Kennington says Liu was very welcoming in her advocacy efforts and encouraged her to become involved with the departmental engineering undergraduate society.
“Michelle was eventually president of the society, and I was a class rep,” Kennington explains, adding with a laugh, “Michelle was always reminding me to come to meetings when I was busy or slacking off.”
Liu continues her leadership within Waterloo Engineering as the inaugural chair of a new alumni council representing more than 20,000 Waterloo Engineering graduates from the last 10 years.
“We need to shift the mindset of those currently in the playing field,” Liu says about her plans as council chair. “Otherwise, we risk having new generations of engineers adopting and maintaining the status quo.”
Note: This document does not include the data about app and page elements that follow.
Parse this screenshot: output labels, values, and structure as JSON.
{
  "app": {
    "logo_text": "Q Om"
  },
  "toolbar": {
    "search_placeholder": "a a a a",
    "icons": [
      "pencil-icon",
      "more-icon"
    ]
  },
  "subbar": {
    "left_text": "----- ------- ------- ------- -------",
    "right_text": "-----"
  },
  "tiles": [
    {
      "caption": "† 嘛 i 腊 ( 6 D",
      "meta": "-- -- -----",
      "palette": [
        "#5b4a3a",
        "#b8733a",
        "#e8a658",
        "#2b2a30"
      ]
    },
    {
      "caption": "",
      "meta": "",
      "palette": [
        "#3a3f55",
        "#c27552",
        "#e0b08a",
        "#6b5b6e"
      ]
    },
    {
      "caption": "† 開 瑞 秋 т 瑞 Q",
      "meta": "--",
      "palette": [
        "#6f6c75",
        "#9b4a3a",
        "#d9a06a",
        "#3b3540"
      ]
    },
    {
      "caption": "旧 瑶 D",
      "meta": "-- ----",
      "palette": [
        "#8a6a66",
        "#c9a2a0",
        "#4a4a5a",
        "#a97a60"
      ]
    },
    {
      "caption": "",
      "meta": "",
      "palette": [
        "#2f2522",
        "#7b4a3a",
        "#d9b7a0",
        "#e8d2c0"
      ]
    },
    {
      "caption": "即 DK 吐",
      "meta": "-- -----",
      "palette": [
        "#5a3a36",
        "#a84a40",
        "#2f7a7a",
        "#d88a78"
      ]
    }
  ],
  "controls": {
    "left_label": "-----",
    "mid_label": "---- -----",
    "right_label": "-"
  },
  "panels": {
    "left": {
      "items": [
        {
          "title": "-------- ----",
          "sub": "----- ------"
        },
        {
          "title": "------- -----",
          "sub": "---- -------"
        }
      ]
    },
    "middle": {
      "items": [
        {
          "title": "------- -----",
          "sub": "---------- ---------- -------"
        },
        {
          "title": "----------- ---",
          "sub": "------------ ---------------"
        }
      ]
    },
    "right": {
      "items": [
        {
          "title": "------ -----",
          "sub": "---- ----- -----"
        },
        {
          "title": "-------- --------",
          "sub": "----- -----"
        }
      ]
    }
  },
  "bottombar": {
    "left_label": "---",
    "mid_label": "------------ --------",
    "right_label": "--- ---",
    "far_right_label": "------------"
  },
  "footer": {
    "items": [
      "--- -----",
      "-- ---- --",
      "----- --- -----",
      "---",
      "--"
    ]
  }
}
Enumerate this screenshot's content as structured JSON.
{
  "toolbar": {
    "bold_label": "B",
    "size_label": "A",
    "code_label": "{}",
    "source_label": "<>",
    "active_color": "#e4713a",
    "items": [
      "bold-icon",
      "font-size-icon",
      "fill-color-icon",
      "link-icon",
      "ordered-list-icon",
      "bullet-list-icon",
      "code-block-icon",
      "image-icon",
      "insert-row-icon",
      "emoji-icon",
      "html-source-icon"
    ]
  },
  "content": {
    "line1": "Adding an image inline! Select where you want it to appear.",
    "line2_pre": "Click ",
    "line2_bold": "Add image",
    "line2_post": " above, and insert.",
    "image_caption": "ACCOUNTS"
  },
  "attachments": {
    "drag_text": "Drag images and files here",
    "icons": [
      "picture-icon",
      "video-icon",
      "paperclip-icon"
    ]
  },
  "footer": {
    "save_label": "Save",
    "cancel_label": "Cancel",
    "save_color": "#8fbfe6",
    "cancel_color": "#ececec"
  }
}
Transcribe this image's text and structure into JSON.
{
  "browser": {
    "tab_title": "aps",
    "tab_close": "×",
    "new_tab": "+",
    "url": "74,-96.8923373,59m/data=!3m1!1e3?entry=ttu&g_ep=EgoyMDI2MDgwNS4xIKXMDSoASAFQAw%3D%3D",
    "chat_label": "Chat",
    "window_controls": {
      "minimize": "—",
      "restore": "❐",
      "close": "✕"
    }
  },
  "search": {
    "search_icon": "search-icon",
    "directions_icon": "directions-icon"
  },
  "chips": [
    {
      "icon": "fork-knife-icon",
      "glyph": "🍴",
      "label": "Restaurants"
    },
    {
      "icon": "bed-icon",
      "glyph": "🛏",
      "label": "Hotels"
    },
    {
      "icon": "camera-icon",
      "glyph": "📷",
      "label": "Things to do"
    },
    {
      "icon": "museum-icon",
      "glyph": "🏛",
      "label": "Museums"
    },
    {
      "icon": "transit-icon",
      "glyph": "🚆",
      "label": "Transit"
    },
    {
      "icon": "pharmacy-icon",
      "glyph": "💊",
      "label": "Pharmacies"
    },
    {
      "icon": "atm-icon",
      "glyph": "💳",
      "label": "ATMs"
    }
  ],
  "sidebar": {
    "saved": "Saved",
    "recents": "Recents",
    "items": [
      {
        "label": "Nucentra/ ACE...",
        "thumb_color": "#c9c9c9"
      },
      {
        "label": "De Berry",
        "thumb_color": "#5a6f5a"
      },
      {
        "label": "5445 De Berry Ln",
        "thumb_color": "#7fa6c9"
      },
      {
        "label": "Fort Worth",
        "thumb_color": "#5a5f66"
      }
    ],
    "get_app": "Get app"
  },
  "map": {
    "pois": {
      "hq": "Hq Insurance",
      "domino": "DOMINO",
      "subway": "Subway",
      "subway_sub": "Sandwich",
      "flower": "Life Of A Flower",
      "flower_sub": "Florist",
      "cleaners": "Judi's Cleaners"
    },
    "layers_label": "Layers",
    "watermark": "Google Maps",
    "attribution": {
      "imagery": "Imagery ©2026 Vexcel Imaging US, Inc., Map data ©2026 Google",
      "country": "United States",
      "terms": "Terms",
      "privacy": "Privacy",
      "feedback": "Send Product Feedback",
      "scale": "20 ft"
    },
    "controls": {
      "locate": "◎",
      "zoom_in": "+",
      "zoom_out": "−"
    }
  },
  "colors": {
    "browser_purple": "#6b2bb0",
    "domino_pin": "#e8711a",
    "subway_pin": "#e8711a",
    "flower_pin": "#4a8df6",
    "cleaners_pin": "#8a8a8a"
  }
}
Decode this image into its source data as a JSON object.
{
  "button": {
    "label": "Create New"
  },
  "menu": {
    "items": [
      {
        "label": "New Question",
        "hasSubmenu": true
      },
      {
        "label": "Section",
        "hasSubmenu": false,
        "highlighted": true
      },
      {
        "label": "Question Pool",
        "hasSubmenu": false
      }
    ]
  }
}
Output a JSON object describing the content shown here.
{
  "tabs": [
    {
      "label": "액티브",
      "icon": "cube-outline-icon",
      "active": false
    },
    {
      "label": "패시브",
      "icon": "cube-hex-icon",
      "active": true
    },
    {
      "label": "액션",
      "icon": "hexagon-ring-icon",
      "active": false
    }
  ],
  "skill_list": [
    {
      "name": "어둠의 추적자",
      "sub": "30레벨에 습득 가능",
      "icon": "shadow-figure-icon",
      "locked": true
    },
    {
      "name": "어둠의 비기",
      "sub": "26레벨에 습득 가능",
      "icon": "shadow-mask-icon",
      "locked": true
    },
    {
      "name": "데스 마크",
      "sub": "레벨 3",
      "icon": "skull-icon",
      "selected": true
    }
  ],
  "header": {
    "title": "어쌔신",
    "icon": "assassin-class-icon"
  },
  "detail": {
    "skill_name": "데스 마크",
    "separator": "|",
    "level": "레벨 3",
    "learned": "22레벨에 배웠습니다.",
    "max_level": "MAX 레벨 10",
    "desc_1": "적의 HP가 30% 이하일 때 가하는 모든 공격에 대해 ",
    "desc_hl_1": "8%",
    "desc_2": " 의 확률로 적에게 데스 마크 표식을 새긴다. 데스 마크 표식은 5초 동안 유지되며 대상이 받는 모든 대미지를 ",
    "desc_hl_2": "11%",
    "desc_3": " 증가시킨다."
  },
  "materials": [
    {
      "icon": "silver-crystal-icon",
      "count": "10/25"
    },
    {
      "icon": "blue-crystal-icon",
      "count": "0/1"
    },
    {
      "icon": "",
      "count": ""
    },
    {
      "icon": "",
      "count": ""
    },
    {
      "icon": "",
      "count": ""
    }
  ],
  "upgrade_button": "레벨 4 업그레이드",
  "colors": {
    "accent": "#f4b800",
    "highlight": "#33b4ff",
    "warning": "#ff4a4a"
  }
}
With more than 30,000 students, the University of Waterloo is home to an incredible community of people with diverse backgrounds, abilities, and interests. Committed to creating a safe, inclusive space for everyone, the University supports a wide range of groups and services.
There are a number of programs and clubs specific to supporting diversity and equity in Waterloo Engineering including Women in Engineering, Eniqueers, caISES (the Canadian branch of AISES – American Indian Science and Engineering Society) and NSBE UW, the University’s chapter of a national organization of Black engineering students and professionals.
The University of Waterloo acknowledges that much of our work takes place on the traditional territory of the Neutral, Anishinaabeg and Haudenosaunee peoples. Our main campus is situated on the Haldimand Tract, the land granted to the Six Nations that includes six miles on each side of the Grand River. Our active work toward reconciliation takes place across our campuses through research, learning, teaching, and community building, and is centralized within our Indigenous Initiatives Office.